The city council has set aside the money from its reserves as it prepares next week to cancel a 23-year contract with Amey more than 16 years before it is due to come to an end.

The council said the decision was due to recycling rates in the city only reaching 45 per cent - compared to Amey’s target of 60 per cent - and because it wanted better value for money.

But Labour’s council group leader Cllr Ed Murphy said: “This Conservative administration has wasted millions, their record is poor and they have made too many mistakes.

“It is my opinion that this half a million would be better spent on bringing the services in-house and improving services in Peterborough. Contractors have to make a profit whereas the city council could provide the service itself or with other public sector partners, and all the money spent would be used on delivery.”

Liberal Democrat group leader Cllr Nick Sandford said he wanted the council to consider moving the services in-house, adding: “We were told 12 months ago they were terminating Amey’s contract and were going to make £100,000 worth of savings by going into a joint venture arrangement, and that’s not happened.

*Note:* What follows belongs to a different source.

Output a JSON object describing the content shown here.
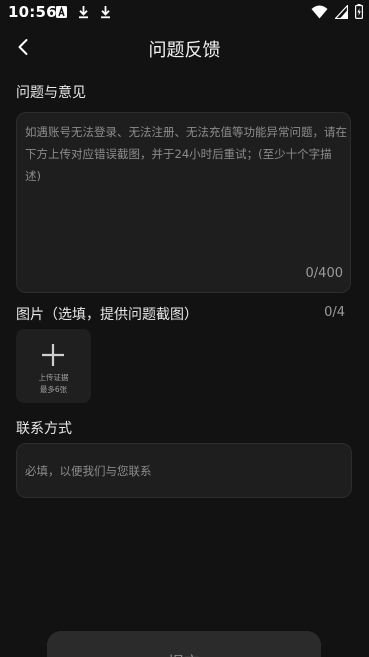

“It all seems quite chaotic what’s going on.”

It is expected that a replacement for Amey will be in place for autumn 2018.

The council is looking to split the contract up and have different providers for each service. Cllr Gavin Elsey, cabinet member for waste and street scene, said: “It has been clear for some time that our contract is no longer meeting either of our needs and is no longer compatible with the tough financial landscape we are operating in.

“A key driver for the proposal is the council’s current recycling performance which does not meet the targets set out in the contract.”

The council said it will consult with Amey’s staff.

A spokeswoman for the council denied that the contract had failed. She said a change was needed because the council’s finances have “changed dramatically since the contract was originally put in place.”

Amey said the termination of the contract is by mutual consent as it “no longer meets the needs of either party.”

It added: “We are committed to delivering the highest possible standards of service until the current contract ends.”